Nick Manis is a competitor at heart. A standout high lacrosse player, the Maryland-native went on to captain the 2017 National Championship University of Maryland lacrosse team. After graduation, Nick played professionally for the Chesapeake Bayhawks before retiring last year. (Though he recently returned for the Major League Lacrosse’s mini tournament happening now in Annapolis.) “I’ve been involved in sports my whole life,” says Nick. “I was looking for my next challenge.”
Throughout his sports career, one of Nick’s biggest supporters has been his uncle Brian Adam. “We’re a very tightknit family,” says Nick. Brian’s three daughters also grew up playing lacrosse in the area and advancing to the collegiate level. “I always looked up to my cousins who really led the way for me and my sister,” says Nick, the youngest of the two families. “Brian was at almost all of my games. We have a special bond,” says Nick. “He’s someone you want to make proud if you have the opportunity.”

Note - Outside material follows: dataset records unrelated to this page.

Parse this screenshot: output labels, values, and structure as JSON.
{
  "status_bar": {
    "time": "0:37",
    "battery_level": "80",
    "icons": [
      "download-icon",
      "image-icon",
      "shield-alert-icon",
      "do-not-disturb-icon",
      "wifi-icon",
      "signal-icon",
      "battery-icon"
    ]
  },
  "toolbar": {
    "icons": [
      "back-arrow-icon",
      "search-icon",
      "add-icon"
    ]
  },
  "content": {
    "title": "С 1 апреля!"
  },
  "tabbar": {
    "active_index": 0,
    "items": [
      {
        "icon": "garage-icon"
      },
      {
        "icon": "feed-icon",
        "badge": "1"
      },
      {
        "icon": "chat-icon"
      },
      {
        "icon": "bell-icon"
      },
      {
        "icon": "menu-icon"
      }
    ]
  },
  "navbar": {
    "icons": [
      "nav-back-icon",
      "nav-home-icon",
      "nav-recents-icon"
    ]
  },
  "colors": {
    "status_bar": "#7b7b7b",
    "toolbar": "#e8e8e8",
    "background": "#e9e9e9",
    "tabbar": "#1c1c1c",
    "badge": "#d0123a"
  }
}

That opportunity came after Brian was diagnosed with Parkinson’s disease (PD) in 2013. Last year, he underwent deep brain stimulation (DBS), a surgical procedure that can help ease motor symptoms and decrease medication needs in some people with PD. “He’s remained positive throughout everything. I just wanted to make a difference somehow and return the positive energy,” says Nick.
In February, Nick signed up to tackle a 30-mile endurance challenge through the Blue Ridge Mountains in West Virginia. He joined Team Fox and set out to raise $2,500 for The Michael J. Fox Foundation in honor of Brian. When the April event was canceled due to COVID-19, rather than throw in the towel, Nick got creative. “My goal was to complete the challenge in seven hours which was the amount of time my uncle’s surgery lasted,” says Nick. He mapped out a new course that would take roughly the same amount of time: 26.2 miles along the Bacon Ridge Trail in Annapolis (with its 5,000+ feet of elevation), followed by a nearly three-mile swim across the Severn River.
And on May 10, at 5 a.m., Nick along with his childhood friend LJ Urie, and former Maryland teammate Nick Brozowski, began the challenge. Across the country, another friend and former high school teammate Blake Wood prepared for his own marathon in California as part of the fundraising effort. “It meant a lot to have my two friends with me and another in California supporting me and Brian,” Nick says.
At around 1:30 p.m. Nick, LJ and Nick reached the Linstead pier, near Brian’s house. Brian was there to greet them, smiling proudly. “He’s always smiling and making others smile. To be able to give back to him was something special,” says Nick.
And like the physical challenge, Nick blew his fundraising goal out of the water. “I wasn’t sure how much I could raise when I started. When I passed my goal, I kept shifting it. But after I passed $25,000, I just let it go. And it kept growing,” he says. To date, Nick has raised over $51,000. “It was really cool to see how many people donated. The highest individual donation was $5,000 but beyond that there were so many who contributed smaller amounts that added up quickly,” says Nick. “It’s a real testament to all the lives my uncle has touched and his legacy.”
That legacy continues with Brian’s daughter Elizabeth Adam who teamed up with her cousin to create, . She planned to run the Berlin Marathon before it was cancelled but has committed to running 26.2 miles on September 20 locally instead. As a family, they’ll continue to compete and challenge themselves on behalf of Brian and all those living with Parkinson’s disease.